Anyway we got to the restaurant and had to wait a little longer than I’m used to waiting. I was hungry and the waitresses (women, thank God) didn’t seem to feel my sense of urgency – I had places to be. There were three photographers waiting at the door asking if we wanted to take a picture with a Hooters girl while we waited … which was HILARIOUS to me!! Nothing says I’m not used to beautiful women than a photo of you and a Hooters girl. Why not take a photo in front of sheet airbrushed with a Maserati and a champagne glass filled with diamonds?!
I passed. Plus my wife would have thrown it away anyway … and probably me with it.
So when we were seated, I IMMEDIATELY started thinking about Brandon’s racist Hooter’s experience and told my boys about it. We then started looking for our own conspiracy.
Almost immediately we noticed that NONE of the waitresses were smiling. It was as if we were in some small southeast Asian country and they were nervous about being sold to American tourists before their appearance on “To Catch A Predator.” We also noticed that at least a third of the waitresses didn’t have hooters large enough to work at a place known for them. The funniest part was seeing this not-so-busty woman with a tattoo on her breast. HILARIOUS! It was like a bald-headed woman rocking a headband.
Our waitress, a pretty young blonde (probably just 18) named Mandy with too much makeup and a really poorly done weave was nice but not friendly – anybody who went to school in the South knows that friendly is very different from nice. She didn’t smile, but she didn’t frown either as she memorized our rather complicated orders. Afterwards, I asked if she was going to remember all of that. She replied,
“No, I’m just going to make it up.”
I kinda deserved that. And she kinda laughed at the end to soften it … I think.
Anyway our service was above average (too bad our wings weren’t). And our waitress never gave us reason to believe that she didn’t want to serve us or had a problem with us being black. The fact that we all had on suits, ties and convention bags might have helped us.
While we were eating, the bartender by the pool walked in the restaurant in her string bikini, spray on tan and manmade hooters and shut the game DOWN! I mean even women turned around to look at her. Don’t know if she was that bad, or just tighter than everybody else up in the place. She wasn’t smiling either. But the rest of us were.
So we finished our very subpar meal (am I the only one who thinks Hooters wings aren’t that great?!) and I stopped the black girl with the best weave as she walked by our table.
“Hey Raven! Can I ask you a question?”
Raven whips weave around
“How do you know my name,” she asked while looking at her tag angrily frustrated that the 18-inch track didn’t cover her badge.
I’ve recently begun boycotting dumb questions, so I just moved the conversation forward.
“Why aren’t any of ya’ll smiling,” I asked somewhat demandingly, like I was OWED a smile.

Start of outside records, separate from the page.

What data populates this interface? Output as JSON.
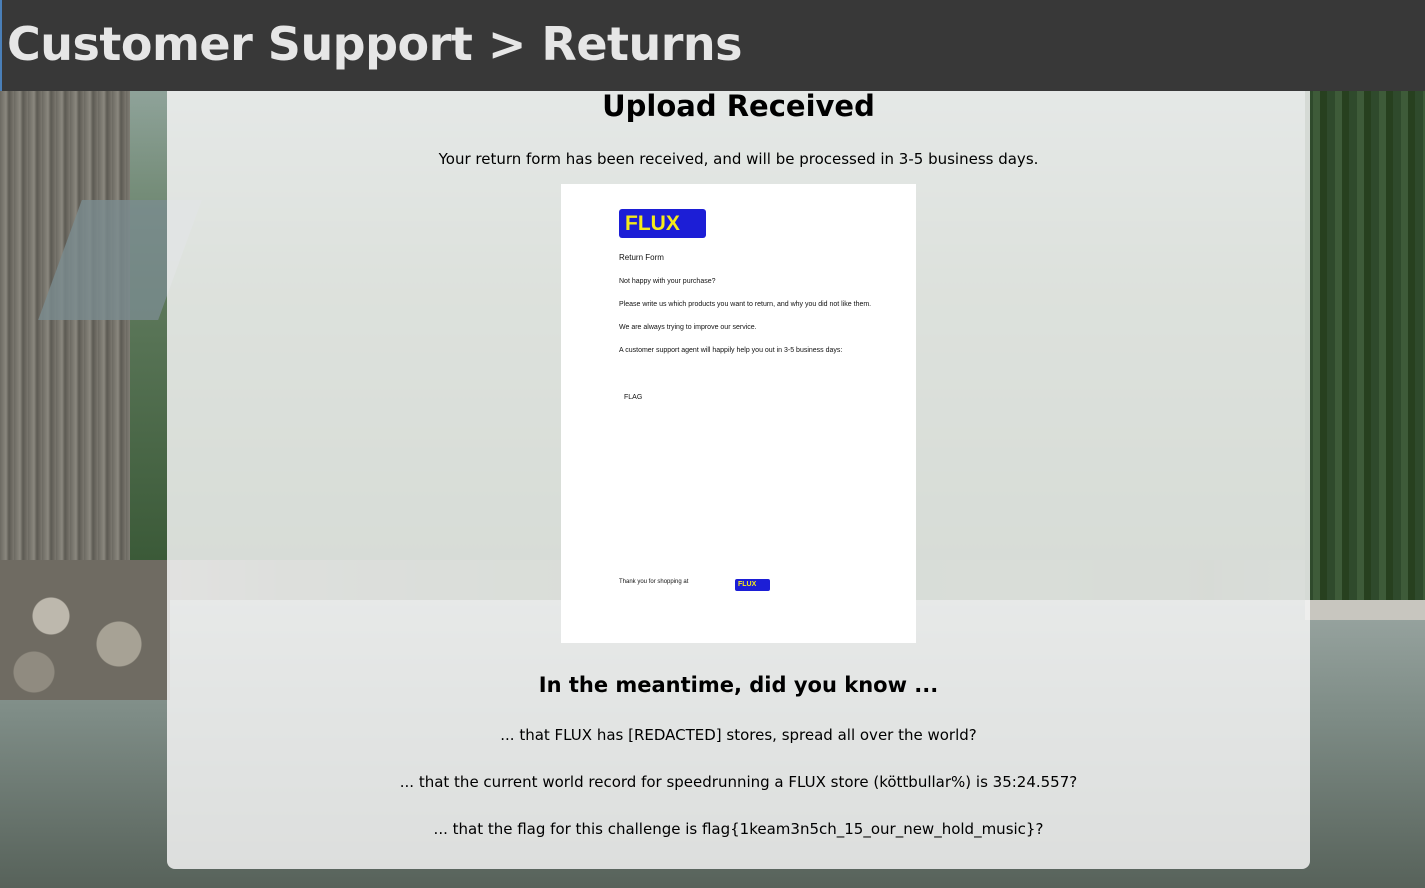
{
  "header": {
    "title": "Customer Support > Returns"
  },
  "main": {
    "title": "Upload Received",
    "received_message": "Your return form has been received, and will be processed in 3-5 business days.",
    "preview": {
      "logo_text": "FLUX",
      "form_title": "Return Form",
      "lines": [
        "Not happy with your purchase?",
        "Please write us which products you want to return, and why you did not like them.",
        "We are always trying to improve our service.",
        "A customer support agent will happily help you out in 3-5 business days:"
      ],
      "flag_text": "FLAG",
      "thanks_text": "Thank you for shopping at",
      "small_logo_text": "FLUX"
    },
    "did_you_know_title": "In the meantime, did you know ...",
    "facts": [
      "... that FLUX has [REDACTED] stores, spread all over the world?",
      "... that the current world record for speedrunning a FLUX store (köttbullar%) is 35:24.557?",
      "... that the flag for this challenge is flag{1keam3n5ch_15_our_new_hold_music}?"
    ]
  },
  "colors": {
    "header_bg": "#383838",
    "header_text": "#e6e6e6",
    "flux_blue": "#1c1ed6",
    "flux_yellow": "#f5ea1a"
  }
}
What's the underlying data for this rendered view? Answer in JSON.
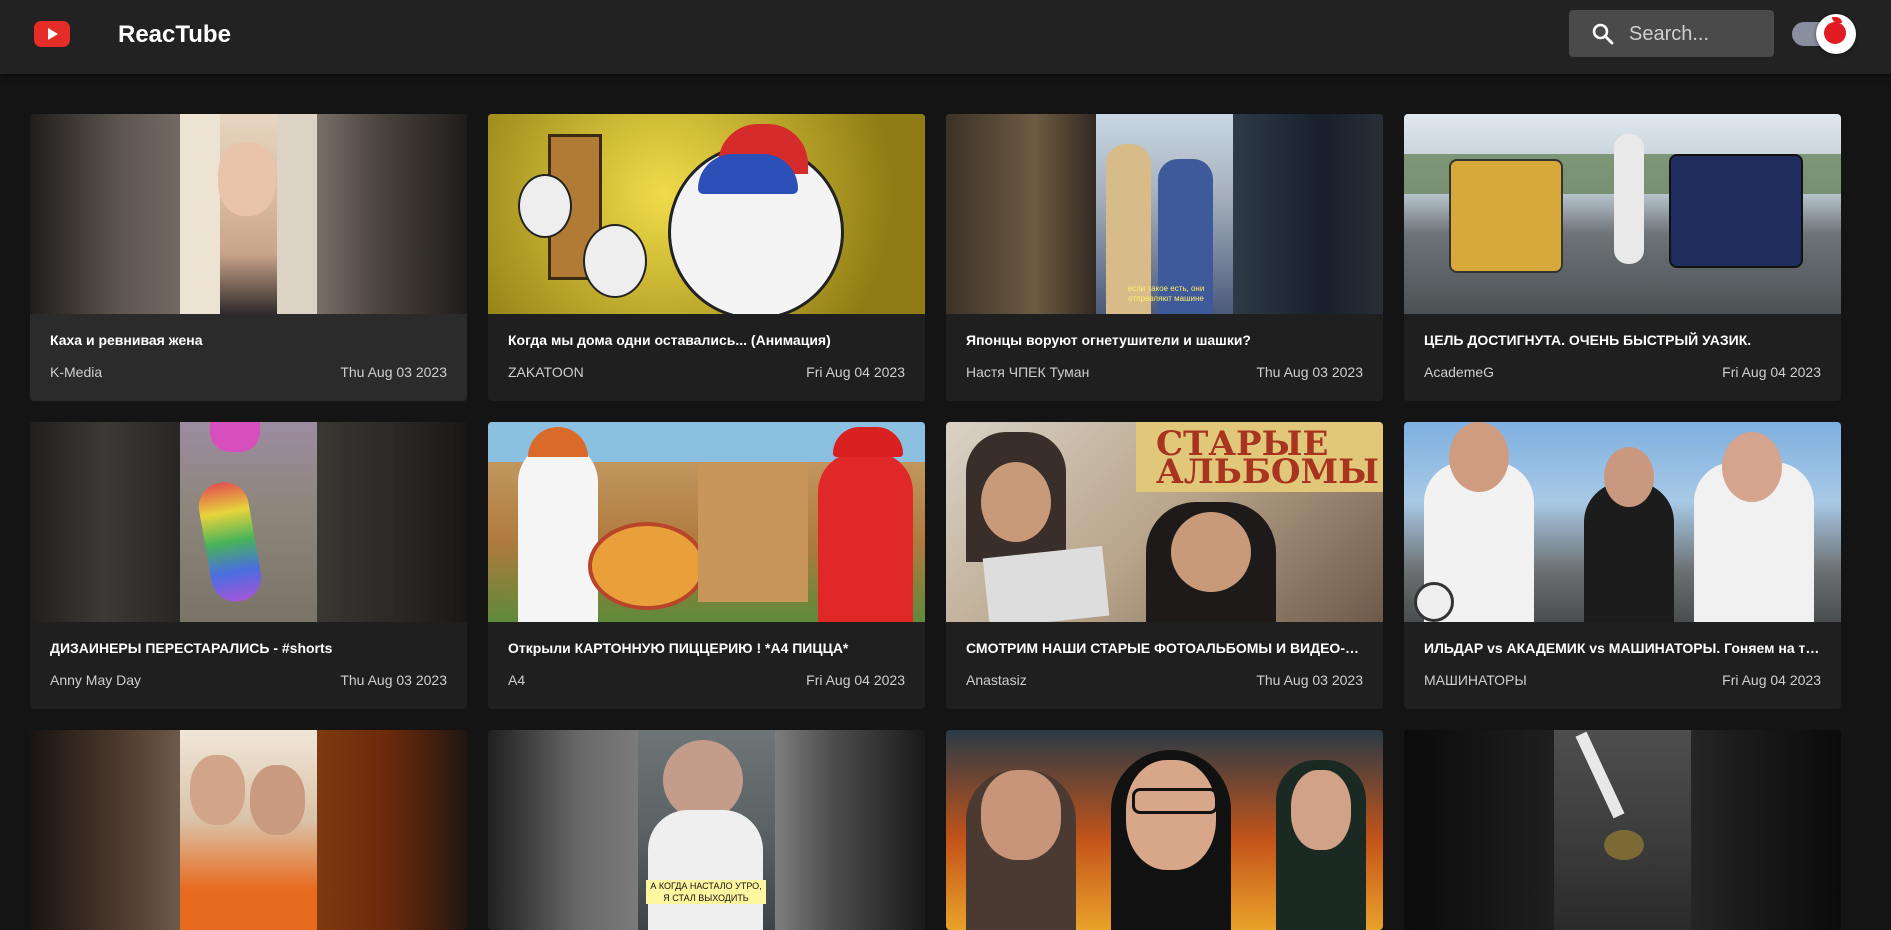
{
  "header": {
    "brand": "ReacTube",
    "search_placeholder": "Search..."
  },
  "videos": [
    {
      "title": "Каха и ревнивая жена",
      "channel": "K-Media",
      "date": "Thu Aug 03 2023"
    },
    {
      "title": "Когда мы дома одни оставались... (Анимация)",
      "channel": "ZAKATOON",
      "date": "Fri Aug 04 2023"
    },
    {
      "title": "Японцы воруют огнетушители и шашки?",
      "channel": "Настя ЧПЕК Туман",
      "date": "Thu Aug 03 2023"
    },
    {
      "title": "ЦЕЛЬ ДОСТИГНУТА. ОЧЕНЬ БЫСТРЫЙ УАЗИК.",
      "channel": "AcademeG",
      "date": "Fri Aug 04 2023"
    },
    {
      "title": "ДИЗАИНЕРЫ ПЕРЕСТАРАЛИСЬ - #shorts",
      "channel": "Anny May Day",
      "date": "Thu Aug 03 2023"
    },
    {
      "title": "Открыли КАРТОННУЮ ПИЦЦЕРИЮ ! *А4 ПИЦЦА*",
      "channel": "A4",
      "date": "Fri Aug 04 2023"
    },
    {
      "title": "СМОТРИМ НАШИ СТАРЫЕ ФОТОАЛЬБОМЫ И ВИДЕО-КАСТ...",
      "channel": "Anastasiz",
      "date": "Thu Aug 03 2023"
    },
    {
      "title": "ИЛЬДАР vs АКАДЕМИК vs МАШИНАТОРЫ. Гоняем на тре...",
      "channel": "МАШИНАТОРЫ",
      "date": "Fri Aug 04 2023"
    }
  ],
  "thumb_captions": {
    "japan": "если такое есть, они отправляют машине",
    "cook": "А КОГДА НАСТАЛО УТРО, Я СТАЛ ВЫХОДИТЬ"
  },
  "colors": {
    "accent": "#e52d27",
    "background": "#141414",
    "header": "#222222",
    "card": "#1f1f1f"
  }
}
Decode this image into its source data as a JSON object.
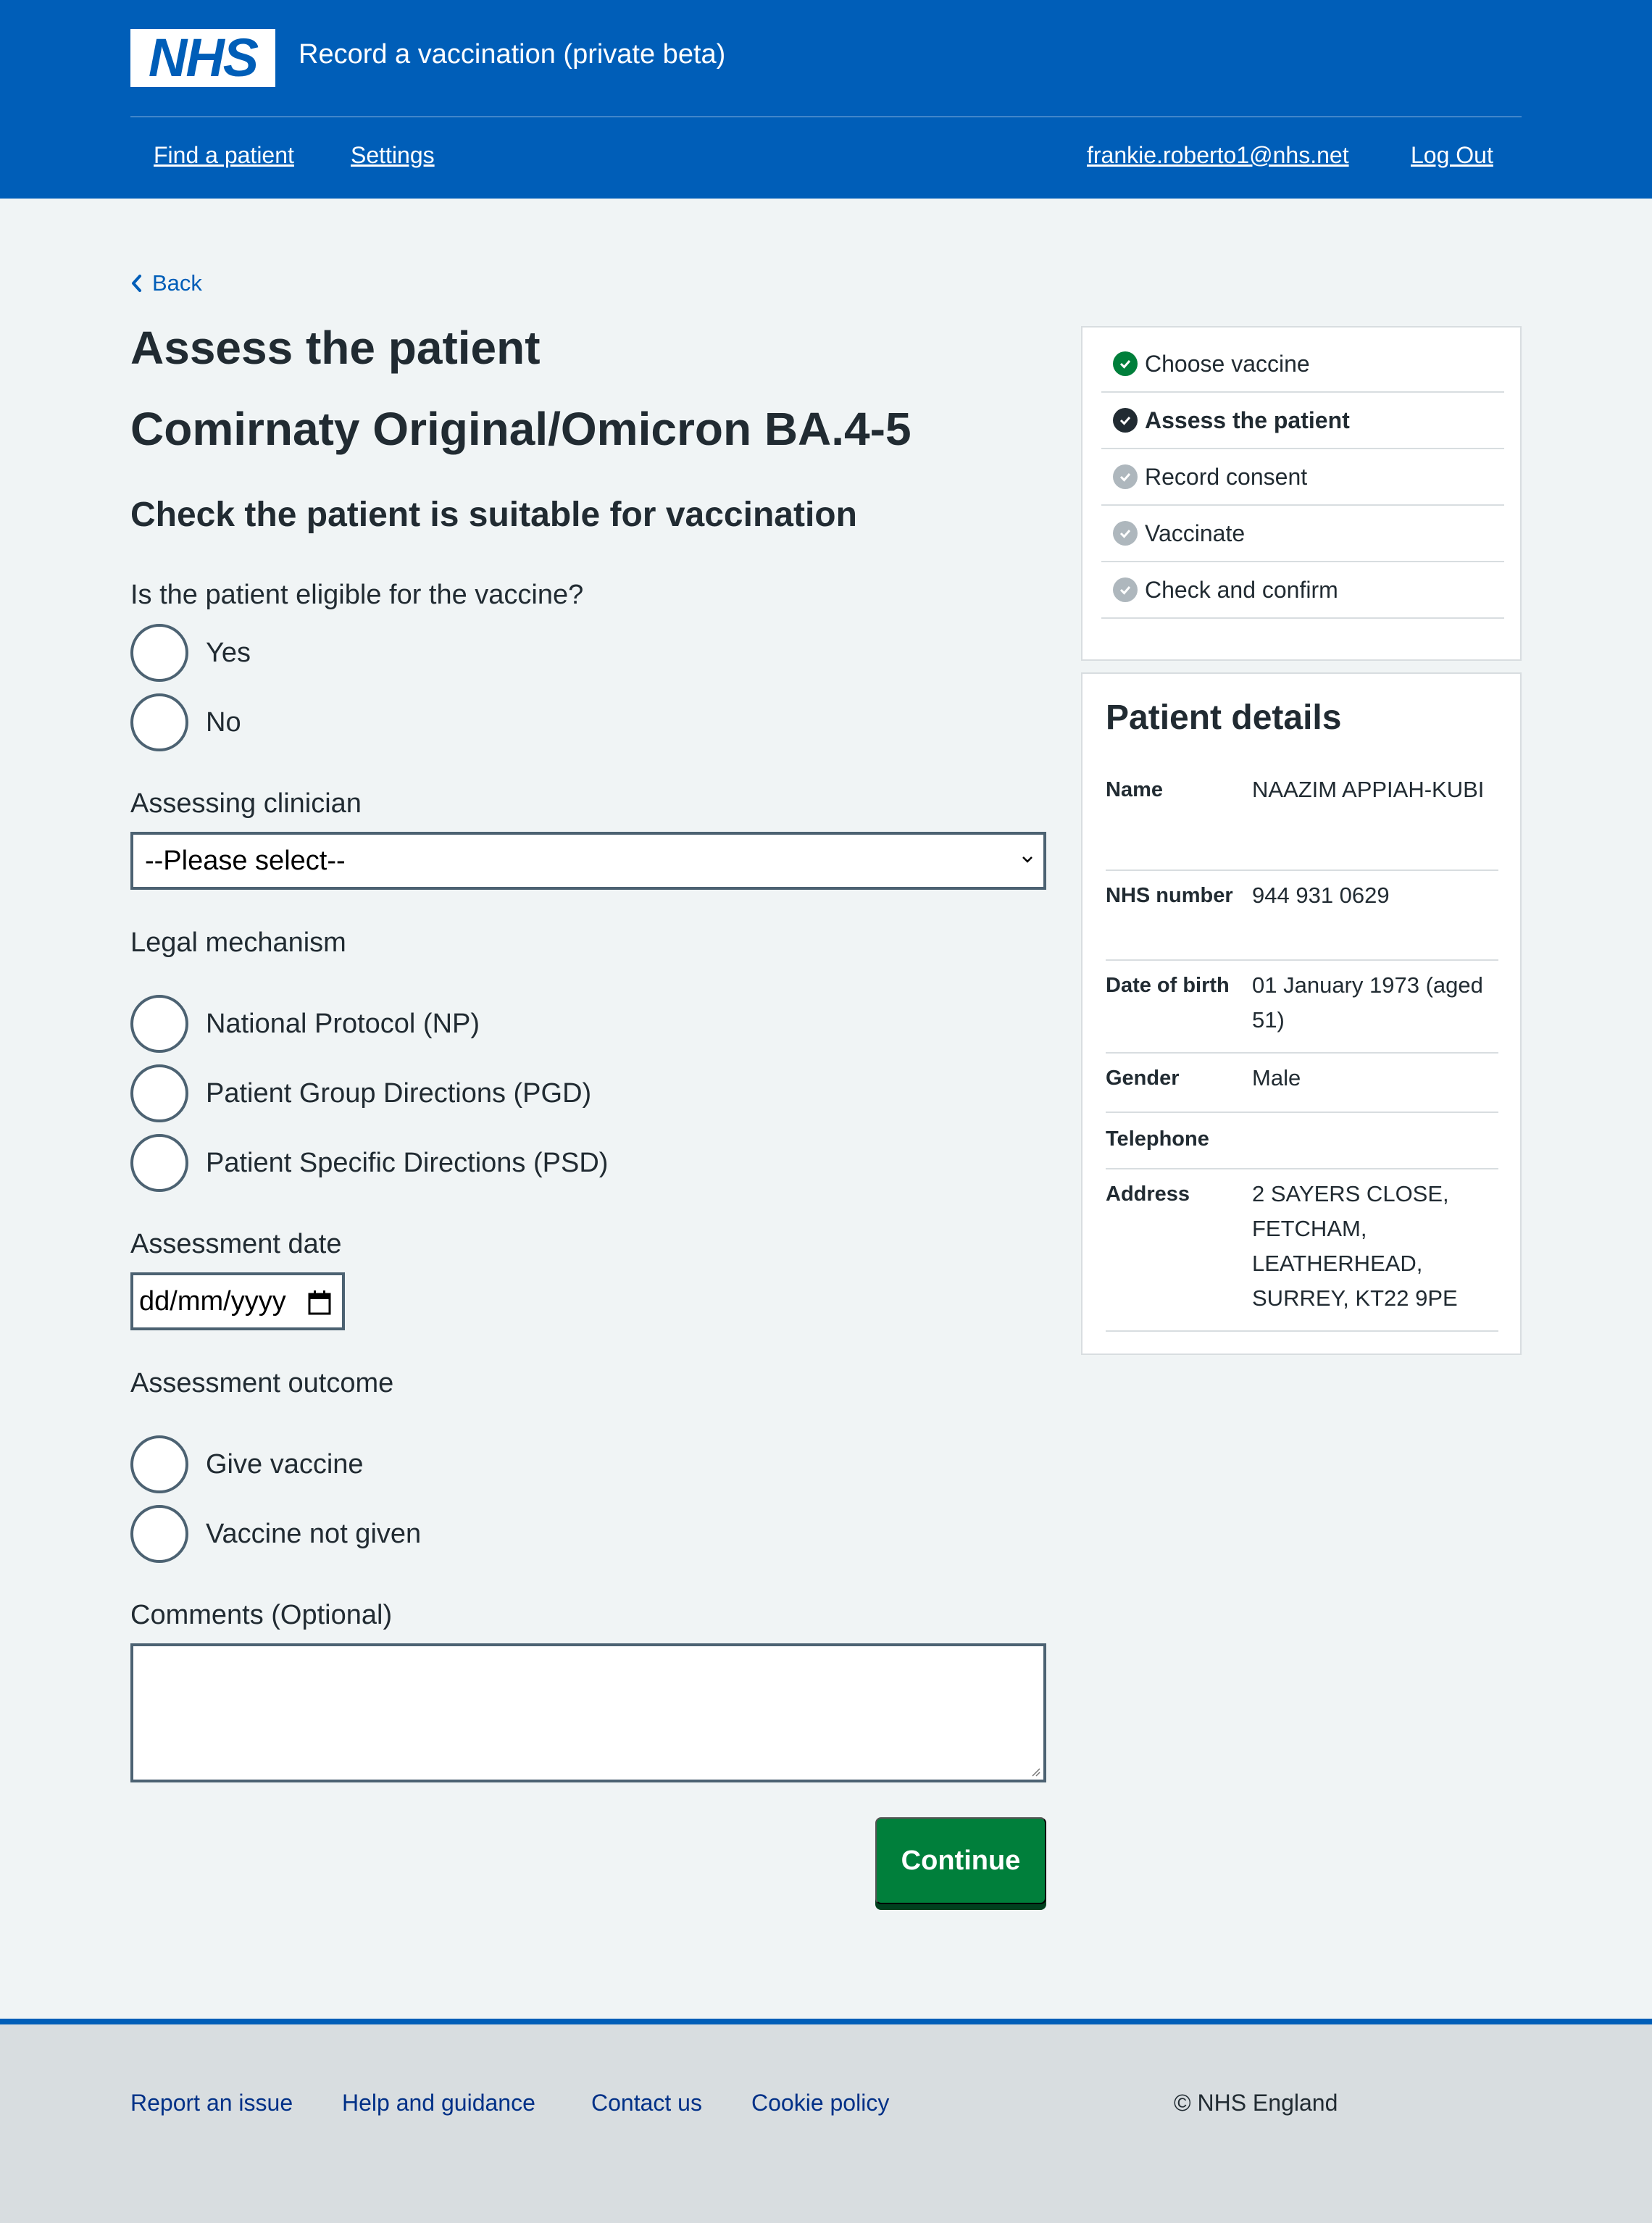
{
  "header": {
    "logo_text": "NHS",
    "service_name": "Record a vaccination (private beta)",
    "nav": {
      "find_patient": "Find a patient",
      "settings": "Settings"
    },
    "user_email": "frankie.roberto1@nhs.net",
    "logout": "Log Out"
  },
  "back": "Back",
  "page": {
    "title": "Assess the patient",
    "vaccine": "Comirnaty Original/Omicron BA.4-5",
    "section_heading": "Check the patient is suitable for vaccination"
  },
  "form": {
    "eligible": {
      "label": "Is the patient eligible for the vaccine?",
      "options": [
        "Yes",
        "No"
      ]
    },
    "clinician": {
      "label": "Assessing clinician",
      "selected": "--Please select--"
    },
    "legal": {
      "label": "Legal mechanism",
      "options": [
        "National Protocol (NP)",
        "Patient Group Directions (PGD)",
        "Patient Specific Directions (PSD)"
      ]
    },
    "assessment_date": {
      "label": "Assessment date",
      "placeholder": "dd/mm/yyyy"
    },
    "outcome": {
      "label": "Assessment outcome",
      "options": [
        "Give vaccine",
        "Vaccine not given"
      ]
    },
    "comments": {
      "label": "Comments (Optional)",
      "value": ""
    },
    "continue": "Continue"
  },
  "tasks": [
    {
      "label": "Choose vaccine",
      "status": "complete"
    },
    {
      "label": "Assess the patient",
      "status": "current"
    },
    {
      "label": "Record consent",
      "status": "pending"
    },
    {
      "label": "Vaccinate",
      "status": "pending"
    },
    {
      "label": "Check and confirm",
      "status": "pending"
    }
  ],
  "patient": {
    "title": "Patient details",
    "rows": [
      {
        "key": "Name",
        "value": "NAAZIM APPIAH-KUBI"
      },
      {
        "key": "NHS number",
        "value": "944 931 0629"
      },
      {
        "key": "Date of birth",
        "value": "01 January 1973 (aged 51)"
      },
      {
        "key": "Gender",
        "value": "Male"
      },
      {
        "key": "Telephone",
        "value": ""
      },
      {
        "key": "Address",
        "value": "2 SAYERS CLOSE, FETCHAM, LEATHERHEAD, SURREY, KT22 9PE"
      }
    ]
  },
  "footer": {
    "links": [
      "Report an issue",
      "Help and guidance",
      "Contact us",
      "Cookie policy"
    ],
    "copyright": "© NHS England"
  },
  "colors": {
    "brand_blue": "#005eb8",
    "page_background": "#f0f4f5",
    "button_green": "#007f3b",
    "text": "#212b32",
    "border": "#4c6272"
  }
}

The 19-year-old hit me with a string of complaints. She was tired. The job was getting old. She starts community college in the fall. Books are expensive. Vegas isn’t what it used to be. And on and on and on.
I shoulda hopped on and complained about how they charged us $1 for ranch dip for our wings, but this was her moment, so I gave it to her … despite my lack of sensitivity for pretty girls complaining about how hard life is.
“So you gonna quit,” I asked.
“No,” she answered.
“You going to drop out of school?”
“You going to leave Vegas?”
This is what happens when you let pretty girls complain.
Even they realize that their problems aren’t significant enough to change. I tried to drop some “keep your head up” type of line and let her go on her way.
We paid and left Mandy tips – mine was more than she probably expected (I think). And we headed for the door. When Mandy saw our receipts. She smiled.
Gene is a journalist based in Phoenix. Check him out at YBPguide.com.